        For those who wish to gain a better understanding of this, I’d recommend reading chapter 18 of Henry Hazlitt’s “Economics in One Lesson”. It can be easily found for free online.

        I truly believe that if people could get their thoughts straight on this issue, they would then be able to recognize the negative effects of other government intervention into the economy.

        “The art of economics consists in looking not merely at the immediate but at the longer effects of any act or policy; it consists in tracing the consequences of the policy not merely for one group but for all groups.” (Economics in One Lesson)

      • http://getironic.blogspot.com/ getironic

        “I truly believe that if people could get their thoughts straight on this issue, they would then be able to recognize the negative effects of other government intervention into the economy.”
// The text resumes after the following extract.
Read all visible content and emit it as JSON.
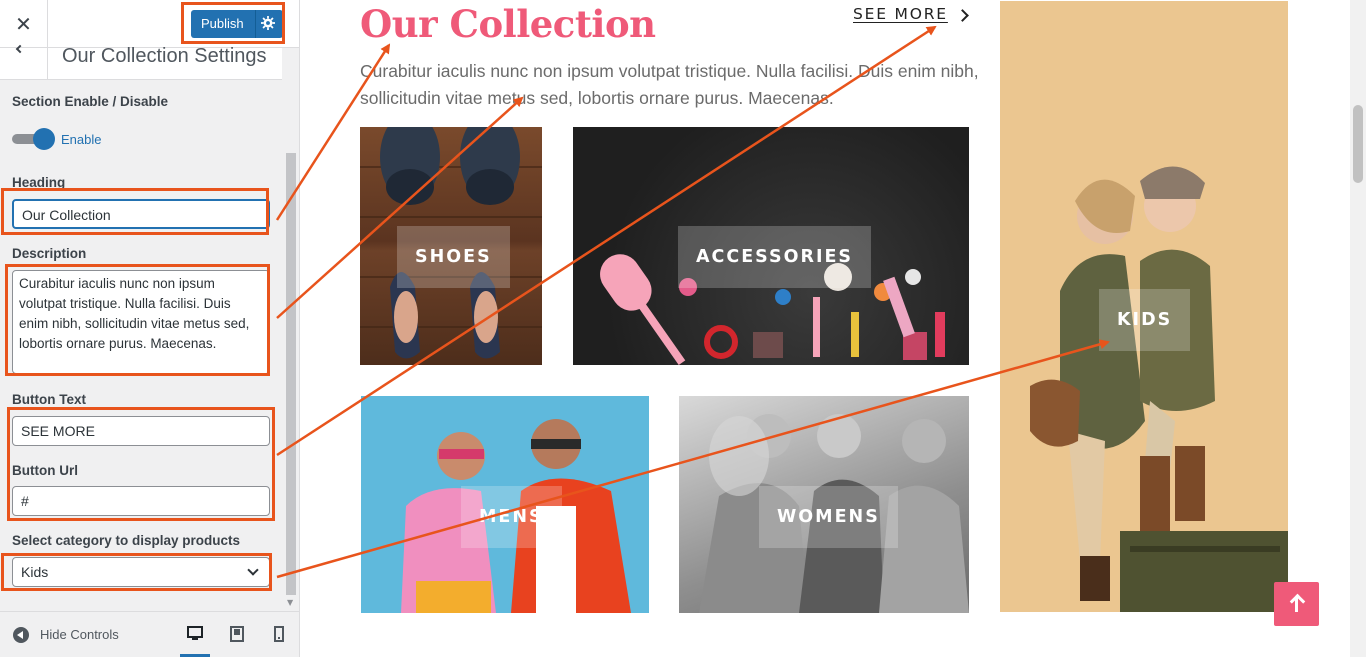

        I don’t.

        Economics has explained all of this already, years ago. We have the answers. Anyone can read and find out for themselves.

        People go on believing what they want, not for economic reasons, but for moral reasons. The challenge ahead is not in answering economic questions, it is in challenging the morality of altruism that has undermined human progress and well-being since the beginnings of philosophy.

      • http://www.sheldonthinks.com/ andrew Sheldon

        Actually if you read what getironic wrote he actually ‘doesn’t get it’. He is describing normal market functioning. The reality is that ‘minimum wage’ policy is bad policy in a certain context. If you are restricting immigrants, therein illegitimatising workers, say Filipinos working in factories, then unless you are advocates of abuse, that ‘distortion’ which you probably don’t approve of, is just going to precipitate abuse. The implication being, if you want to strip out distortion, you need to get rid of it all. Then you have to live with the word of immigrants flooding into your country. I suspect people will prefer minimum wages, whether ‘they get it’, or not. The problem is people who don’t know what they don’t know.

      • http://getironic.blogspot.com/ getironic

        You need to check your premises.

        A state that would abolish the minimum wage is a state that doesn’t have welfare programs either.

        So what if “immigrants flood in” under such a context? They still have to be productive and work to live. That’s a benefit to people who already live there, not a detriment.

        Mass immigration is only a problem if there are welfare programs which can be abused, and if there are no standards (language, education, criminal checks, etc) for entry.

      • http://www.sheldonthinks.com/ andrew Sheldon

        My premises are fine, though the suggestion ‘check your premises’ reminds me of a Randian perspective. Your context is not fully developed because you are overlooking the fact that we live under a system of extortion called ‘representative democracy’. Opening immigration to all would lead to the sanction of extortion, unless your flooding the nation with people from Galt’s Gulch. hehe. Whilst I don’t want collectivism, I’d sanction it where it protects individualism. This is the failing of many ‘pseudo-individualists’; they display the ‘conservative’ tendency for context dropping. Or is it just ignorance? One needs to be strategic and not betray your hierarchy of values.